■ **WORK ITEM**: Each entry in the block below needs to be copied out exactly.
++++++
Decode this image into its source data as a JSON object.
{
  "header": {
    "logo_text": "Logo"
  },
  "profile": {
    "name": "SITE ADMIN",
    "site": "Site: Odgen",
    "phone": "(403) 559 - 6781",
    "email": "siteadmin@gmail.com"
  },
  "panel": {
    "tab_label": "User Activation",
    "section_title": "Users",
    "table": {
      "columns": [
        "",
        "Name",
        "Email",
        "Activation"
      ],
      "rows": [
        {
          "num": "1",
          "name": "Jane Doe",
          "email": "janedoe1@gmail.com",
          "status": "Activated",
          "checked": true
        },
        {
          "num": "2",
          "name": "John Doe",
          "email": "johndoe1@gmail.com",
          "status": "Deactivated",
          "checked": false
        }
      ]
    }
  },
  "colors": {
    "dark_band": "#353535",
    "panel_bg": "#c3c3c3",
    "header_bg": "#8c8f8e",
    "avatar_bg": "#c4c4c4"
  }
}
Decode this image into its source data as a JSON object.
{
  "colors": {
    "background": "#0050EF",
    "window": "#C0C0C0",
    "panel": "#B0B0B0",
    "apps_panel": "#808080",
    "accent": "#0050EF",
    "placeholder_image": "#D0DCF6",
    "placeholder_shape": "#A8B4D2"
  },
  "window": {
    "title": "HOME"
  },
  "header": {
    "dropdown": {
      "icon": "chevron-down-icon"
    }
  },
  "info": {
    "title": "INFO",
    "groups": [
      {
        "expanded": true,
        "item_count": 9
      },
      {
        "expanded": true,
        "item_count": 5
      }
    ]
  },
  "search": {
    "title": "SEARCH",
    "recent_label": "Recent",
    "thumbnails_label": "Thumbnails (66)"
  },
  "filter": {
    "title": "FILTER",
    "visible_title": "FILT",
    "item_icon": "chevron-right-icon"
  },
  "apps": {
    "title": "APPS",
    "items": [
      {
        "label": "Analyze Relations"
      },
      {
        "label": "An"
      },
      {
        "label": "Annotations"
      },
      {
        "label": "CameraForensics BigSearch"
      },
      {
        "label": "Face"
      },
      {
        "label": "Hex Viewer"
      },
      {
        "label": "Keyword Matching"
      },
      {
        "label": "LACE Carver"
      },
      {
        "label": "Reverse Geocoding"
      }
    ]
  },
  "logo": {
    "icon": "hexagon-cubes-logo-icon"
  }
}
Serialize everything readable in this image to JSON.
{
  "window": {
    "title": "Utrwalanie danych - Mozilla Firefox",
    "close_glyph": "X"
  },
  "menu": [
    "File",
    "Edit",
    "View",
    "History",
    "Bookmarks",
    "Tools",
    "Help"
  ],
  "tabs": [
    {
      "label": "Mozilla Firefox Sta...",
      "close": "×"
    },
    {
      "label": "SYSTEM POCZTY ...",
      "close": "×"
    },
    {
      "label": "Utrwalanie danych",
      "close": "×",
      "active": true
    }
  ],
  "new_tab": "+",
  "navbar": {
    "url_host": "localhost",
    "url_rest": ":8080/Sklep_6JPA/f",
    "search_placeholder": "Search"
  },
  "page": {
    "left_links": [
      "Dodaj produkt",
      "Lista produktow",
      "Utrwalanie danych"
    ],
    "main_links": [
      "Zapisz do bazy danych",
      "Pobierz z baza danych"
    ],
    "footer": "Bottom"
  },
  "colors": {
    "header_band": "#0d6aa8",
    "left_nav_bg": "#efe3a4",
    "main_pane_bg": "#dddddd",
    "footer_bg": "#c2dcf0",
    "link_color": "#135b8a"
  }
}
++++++
■ **ANSWER FOR THIS EXERCISE**:
Decode this image into its source data as a JSON object.
{
  "header": {
    "logo_text": "Logo"
  },
  "profile": {
    "name": "SITE ADMIN",
    "site": "Site: Odgen",
    "phone": "(403) 559 - 6781",
    "email": "siteadmin@gmail.com"
  },
  "panel": {
    "tab_label": "User Activation",
    "section_title": "Users",
    "table": {
      "columns": [
        "",
        "Name",
        "Email",
        "Activation"
      ],
      "rows": [
        {
          "num": "1",
          "name": "Jane Doe",
          "email": "janedoe1@gmail.com",
          "status": "Activated",
          "checked": true
        },
        {
          "num": "2",
          "name": "John Doe",
          "email": "johndoe1@gmail.com",
          "status": "Deactivated",
          "checked": false
        }
      ]
    }
  },
  "colors": {
    "dark_band": "#353535",
    "panel_bg": "#c3c3c3",
    "header_bg": "#8c8f8e",
    "avatar_bg": "#c4c4c4"
  }
}
Decode this image into its source data as a JSON object.
{
  "colors": {
    "background": "#0050EF",
    "window": "#C0C0C0",
    "panel": "#B0B0B0",
    "apps_panel": "#808080",
    "accent": "#0050EF",
    "placeholder_image": "#D0DCF6",
    "placeholder_shape": "#A8B4D2"
  },
  "window": {
    "title": "HOME"
  },
  "header": {
    "dropdown": {
      "icon": "chevron-down-icon"
    }
  },
  "info": {
    "title": "INFO",
    "groups": [
      {
        "expanded": true,
        "item_count": 9
      },
      {
        "expanded": true,
        "item_count": 5
      }
    ]
  },
  "search": {
    "title": "SEARCH",
    "recent_label": "Recent",
    "thumbnails_label": "Thumbnails (66)"
  },
  "filter": {
    "title": "FILTER",
    "visible_title": "FILT",
    "item_icon": "chevron-right-icon"
  },
  "apps": {
    "title": "APPS",
    "items": [
      {
        "label": "Analyze Relations"
      },
      {
        "label": "An"
      },
      {
        "label": "Annotations"
      },
      {
        "label": "CameraForensics BigSearch"
      },
      {
        "label": "Face"
      },
      {
        "label": "Hex Viewer"
      },
      {
        "label": "Keyword Matching"
      },
      {
        "label": "LACE Carver"
      },
      {
        "label": "Reverse Geocoding"
      }
    ]
  },
  "logo": {
    "icon": "hexagon-cubes-logo-icon"
  }
}
Serialize everything readable in this image to JSON.
{
  "window": {
    "title": "Utrwalanie danych - Mozilla Firefox",
    "close_glyph": "X"
  },
  "menu": [
    "File",
    "Edit",
    "View",
    "History",
    "Bookmarks",
    "Tools",
    "Help"
  ],
  "tabs": [
    {
      "label": "Mozilla Firefox Sta...",
      "close": "×"
    },
    {
      "label": "SYSTEM POCZTY ...",
      "close": "×"
    },
    {
      "label": "Utrwalanie danych",
      "close": "×",
      "active": true
    }
  ],
  "new_tab": "+",
  "navbar": {
    "url_host": "localhost",
    "url_rest": ":8080/Sklep_6JPA/f",
    "search_placeholder": "Search"
  },
  "page": {
    "left_links": [
      "Dodaj produkt",
      "Lista produktow",
      "Utrwalanie danych"
    ],
    "main_links": [
      "Zapisz do bazy danych",
      "Pobierz z baza danych"
    ],
    "footer": "Bottom"
  },
  "colors": {
    "header_band": "#0d6aa8",
    "left_nav_bg": "#efe3a4",
    "main_pane_bg": "#dddddd",
    "footer_bg": "#c2dcf0",
    "link_color": "#135b8a"
  }
}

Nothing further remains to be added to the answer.